Thanks for stopping by today. It’s always appreciated.
Stay safe and well, all!
Well, it’s a new year which means I’m kicking things off with a monster post with (as the title would suggest) a shit-ton of goals for 2022.
As per usual, these goals are broken up into three categories: writing, health & fitness, and other. Listed here will be the big, bold goals with a due date of December 31, 2022. Not listed here will be how these big, bold goals will be broken down into monthly, weekly, and even daily goals. So, I guess, just know I’m doing it?
I like setting goals for myself. Even if it seems like I never make much progress on them, I think it helps to have set them in the first place. I shudder to think what my day-to-day life would look like if I didn’t have them. Darkness, chaos and probably some dragons… (Name! That! Reference!)
The Writing Goals
—Edit/Revise Full Circle and send to the beta readers
So, last year I finished the first draft of this project. It’s been sitting in the metaphorical drawer since about September, which means it’s about time to print out this monster project (though at 236k words, it’s not my longest manuscript ever) and rip it to shreds.
January goal: Print this puppy out, find some red pens, and let the shredding commence.
—Complete the first draft of the Terrible Romance Sequel
Yeah…this is a carryover from last year. Though I did make some progress on it during November’s NaNoWriMo event, I didn’t finish it. So I’m going to try to do it this year.
January goal: Nothing. I need to think about some things, so this project’s on the back burner for now.
—Participate in all three NaNoWriMo sessions (April, July, and November)
I’m still doing the ML thing, so…yeah. It’s on the list. Please note how this goal states ‘participate in’ but not ‘win’…
January goal: Nothing. I won’t have much to do for NaNoWriMo until we get closer to April.
—Attempt to make some attempt at marketing at least once a month
This goal went pretty poorly last year—although there were only two months where I did absolutely nothing (like a CHAMP!), so it definitely could have gone worse. To be honest, I don’t have particularly high hopes for this year magically being better, but if it’s not on the list at all, I definitely won’t try. So here’s to trying!
January goal: Come up with an idea to try and, you know, try it.
Health & Fitness
—Stop drinking so much damn soda and drink more damn water
I tried to do this last year and ended up going in the complete opposite direction (like a CHAMP!). Now I shall attempt to correct that.
—Walk, run, or bike an average of three miles per day
This goal is slightly tweaked from years past. Some days aren’t conducive to walking three miles for whatever reason. Instead, I’m aiming for the average. Three miles a day for an entire year comes out to 1095 miles. So basically that’s the goal. 1095 miles by December 31st.
All The Rest
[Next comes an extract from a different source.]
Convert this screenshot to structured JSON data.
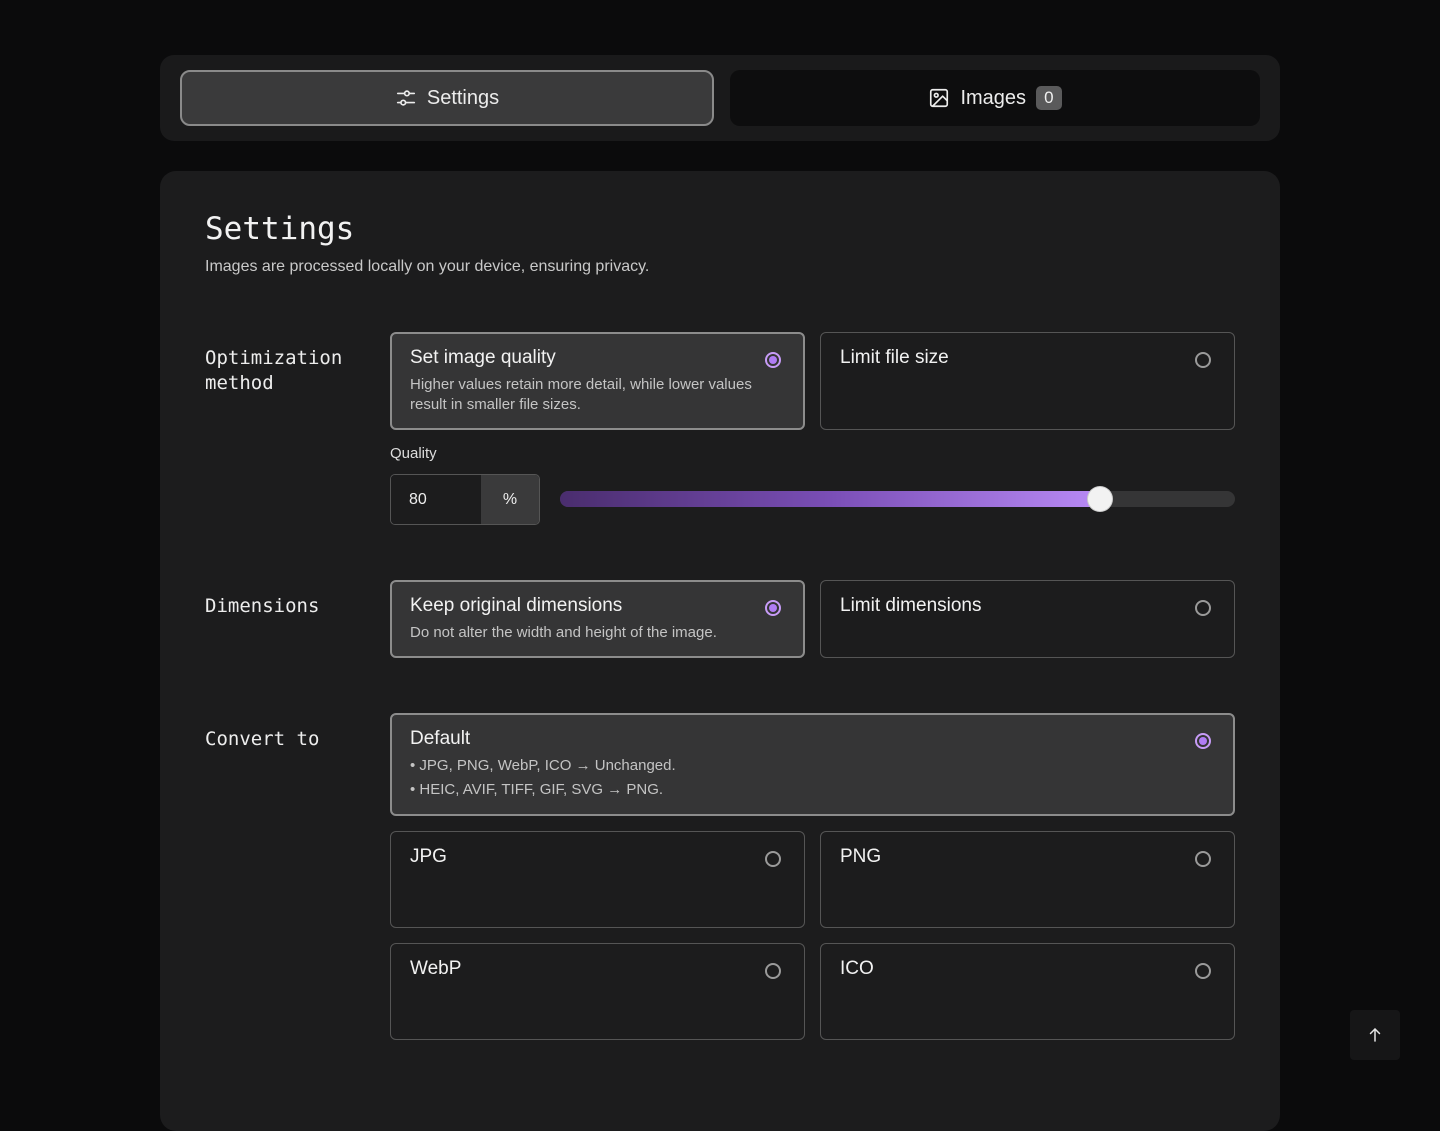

I think this goal makes the list pretty much every year, and every year I pretty much do the opposite. But this year, the significant other and I have started to bandy around another ‘D’ word…Downsize. If we go through with it, I will definitely need to declutter. But even if we don’t go through with it, I should still probably declutter. I’m not a hoarder or anything (unless you’re talking about books or notebooks or pens or post-it notes or Funko Pop! figurines or…maybe I should be quiet now.) but I’m guessing there’s still a lot with which I can and should part.
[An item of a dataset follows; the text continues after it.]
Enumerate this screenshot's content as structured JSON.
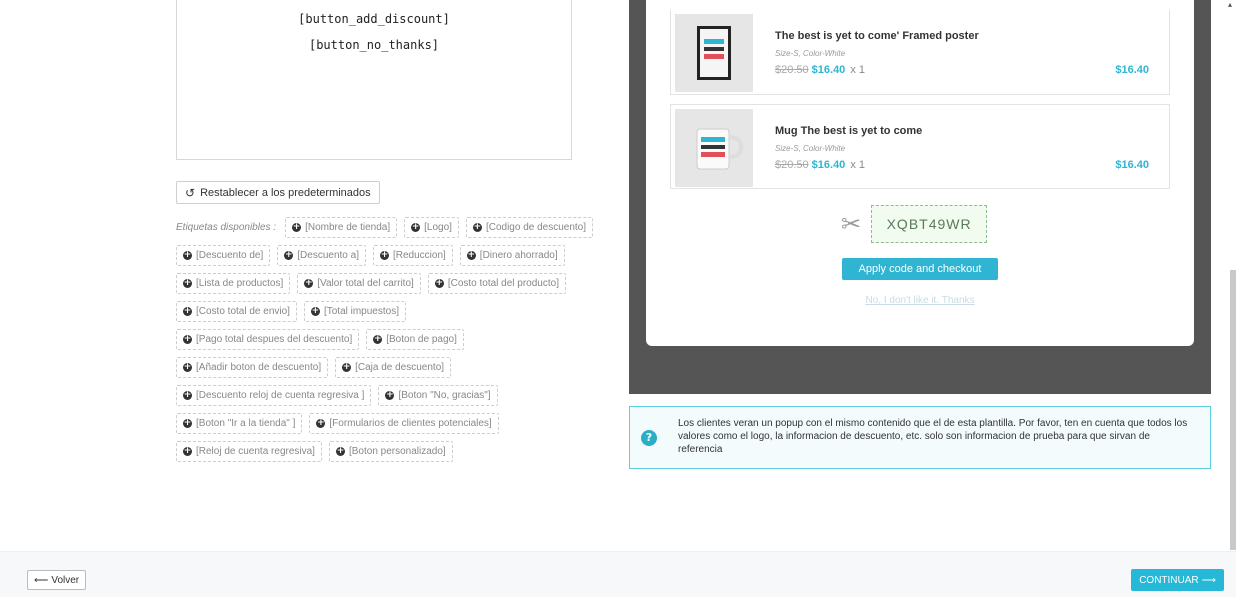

January goal: Take that bag of books that’s been sitting in my office for two months to the Free Little Libraries in the area and donate them already.
—Read a damn book at least once a month
I have NOT done well with my reading goals lately. One book a week has been too much to ask, so this year, I am scaling back and going with one book a month. You may be saying “that’s not a challenge” but you should know that I only managed to read eleven books last year. Total.
I hate how long this slump has lasted. It’s just getting sad now.
January goal: Finish reading that Janet Evanovich book I started reading at the end of last year. There’s only, like, fifty pages left to go, so I think even I can finish them by the end of the month.
So, on that note, I’m outta here. Thanks for stopping by. I hope you had a great New Years, and that 2022 is kind to you all.
Did you set any goals in 2022?